I can’t remember a time in which I’ve went back and repeated a song while listening to my iPod on shuffle. Except for this one time while I was returning home from Chicago on the train and the song “Pulling on a Line” by Great Lake Swimmers came on. I think I listened to it about four or five times consecutively.
Last month, I saw Great Lake Swimmers perform live a local church. And for this devout atheist, they almost made that house of worship seem spiritual to me.
They are similar to Marching Band — in that they combine elements of a band such as Snow Patrol with those of folkier groups, such as Fleet Foxes and Blitzen Trapper. The difference, however, is that while Marching Band’s sound leans closer to Snow Patrol, Great Lake Swimmers tends toward their folkier brethren.
Listening to the instrumentation, I’m reminded of Elf Power, but not quite as bold or dynamic.

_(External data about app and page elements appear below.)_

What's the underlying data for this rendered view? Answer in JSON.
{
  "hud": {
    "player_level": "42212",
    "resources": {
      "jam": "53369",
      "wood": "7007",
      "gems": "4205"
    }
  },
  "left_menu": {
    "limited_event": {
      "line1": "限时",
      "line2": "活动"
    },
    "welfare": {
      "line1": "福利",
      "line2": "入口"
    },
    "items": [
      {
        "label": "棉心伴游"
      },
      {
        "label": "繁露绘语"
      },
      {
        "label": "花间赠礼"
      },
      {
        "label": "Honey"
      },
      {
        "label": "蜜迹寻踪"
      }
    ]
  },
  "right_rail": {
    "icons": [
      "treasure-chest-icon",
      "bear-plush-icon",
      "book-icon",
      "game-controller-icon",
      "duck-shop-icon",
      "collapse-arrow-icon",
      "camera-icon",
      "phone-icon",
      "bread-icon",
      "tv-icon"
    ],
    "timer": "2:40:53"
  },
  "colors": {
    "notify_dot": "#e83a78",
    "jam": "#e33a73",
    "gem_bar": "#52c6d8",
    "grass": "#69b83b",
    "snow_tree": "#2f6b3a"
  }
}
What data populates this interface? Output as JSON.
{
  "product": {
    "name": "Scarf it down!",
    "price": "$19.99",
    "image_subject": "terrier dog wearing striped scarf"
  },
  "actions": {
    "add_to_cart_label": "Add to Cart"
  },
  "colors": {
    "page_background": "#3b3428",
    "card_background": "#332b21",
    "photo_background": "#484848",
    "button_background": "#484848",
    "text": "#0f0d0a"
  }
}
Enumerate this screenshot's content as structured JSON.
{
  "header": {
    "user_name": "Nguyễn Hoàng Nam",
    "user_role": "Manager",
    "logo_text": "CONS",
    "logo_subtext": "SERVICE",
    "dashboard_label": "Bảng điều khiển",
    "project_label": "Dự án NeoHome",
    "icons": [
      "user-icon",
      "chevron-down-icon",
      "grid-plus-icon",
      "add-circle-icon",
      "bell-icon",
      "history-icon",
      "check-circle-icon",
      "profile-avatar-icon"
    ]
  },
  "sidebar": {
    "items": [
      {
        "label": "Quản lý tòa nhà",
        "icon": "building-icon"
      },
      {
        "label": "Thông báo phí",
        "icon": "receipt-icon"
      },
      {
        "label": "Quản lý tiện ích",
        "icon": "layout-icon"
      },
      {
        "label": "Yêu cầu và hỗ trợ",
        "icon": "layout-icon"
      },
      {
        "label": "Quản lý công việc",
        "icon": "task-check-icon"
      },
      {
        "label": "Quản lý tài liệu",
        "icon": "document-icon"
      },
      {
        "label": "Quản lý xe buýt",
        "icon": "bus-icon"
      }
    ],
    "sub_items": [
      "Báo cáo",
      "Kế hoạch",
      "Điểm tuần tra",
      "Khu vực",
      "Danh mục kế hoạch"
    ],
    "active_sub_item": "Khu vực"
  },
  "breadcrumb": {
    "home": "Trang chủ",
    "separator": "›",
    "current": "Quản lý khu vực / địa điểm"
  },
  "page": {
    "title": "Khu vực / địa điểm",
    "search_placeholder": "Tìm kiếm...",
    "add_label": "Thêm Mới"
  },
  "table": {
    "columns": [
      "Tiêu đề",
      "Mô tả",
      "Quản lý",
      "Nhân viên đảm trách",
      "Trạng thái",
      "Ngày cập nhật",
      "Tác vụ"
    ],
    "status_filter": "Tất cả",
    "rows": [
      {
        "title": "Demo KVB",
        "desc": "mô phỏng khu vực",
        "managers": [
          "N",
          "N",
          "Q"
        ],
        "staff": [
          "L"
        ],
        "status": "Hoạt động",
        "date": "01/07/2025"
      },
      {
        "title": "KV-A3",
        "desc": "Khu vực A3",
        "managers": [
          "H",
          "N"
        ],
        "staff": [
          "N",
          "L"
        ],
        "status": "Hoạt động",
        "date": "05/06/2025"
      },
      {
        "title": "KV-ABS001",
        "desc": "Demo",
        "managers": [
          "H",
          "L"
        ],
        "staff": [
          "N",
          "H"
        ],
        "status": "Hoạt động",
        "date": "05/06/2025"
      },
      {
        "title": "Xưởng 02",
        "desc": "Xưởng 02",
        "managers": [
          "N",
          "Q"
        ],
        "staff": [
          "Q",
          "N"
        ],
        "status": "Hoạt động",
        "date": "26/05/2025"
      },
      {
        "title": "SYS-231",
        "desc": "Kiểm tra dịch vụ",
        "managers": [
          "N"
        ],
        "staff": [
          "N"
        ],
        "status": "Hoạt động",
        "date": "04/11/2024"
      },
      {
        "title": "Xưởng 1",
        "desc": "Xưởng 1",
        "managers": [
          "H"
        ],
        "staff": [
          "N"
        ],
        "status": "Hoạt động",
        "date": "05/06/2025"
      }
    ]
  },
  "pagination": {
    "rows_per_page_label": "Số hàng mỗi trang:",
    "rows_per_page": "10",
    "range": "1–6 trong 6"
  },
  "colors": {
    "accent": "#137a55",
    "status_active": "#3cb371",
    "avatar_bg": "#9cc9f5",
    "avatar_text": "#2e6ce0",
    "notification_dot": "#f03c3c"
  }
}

On an instrument-related sidenote, I would occasionally hear a banjo standout at various times throughout the album, and it kept reminding of two things — the banjo on Okkervil River’s song “Lost Coastlines” and the theme song to the show Scrubs.
Great Lake Swimmers is a band that generally keeps things simple, and that’s not a bad thing.
Since forming in 2001, the Toronto quartet has grown into a national favorite in their native Canada. With the release of Lost Channels, the band’s fourth album, it has been lauded by a lot of critics, magazines and other media outlets and is gaining a bigger worldwide audience.
The band’s front man and main lyricist, Tony Dekker, has already been dubbed by one national publication as one of Canada’s best singer/songwriters — in the company of legends Leonard Cohen and Gordon Lightfoot.
By the way, I eventually realized that the reason I even had them on my iPod in the first place was because I’d heard them through NPR’s Song of the Day way back in March.
Even though my aforementioned favorite song can easily be found at both of those sites, I’m still going to post it here. I just love it too much.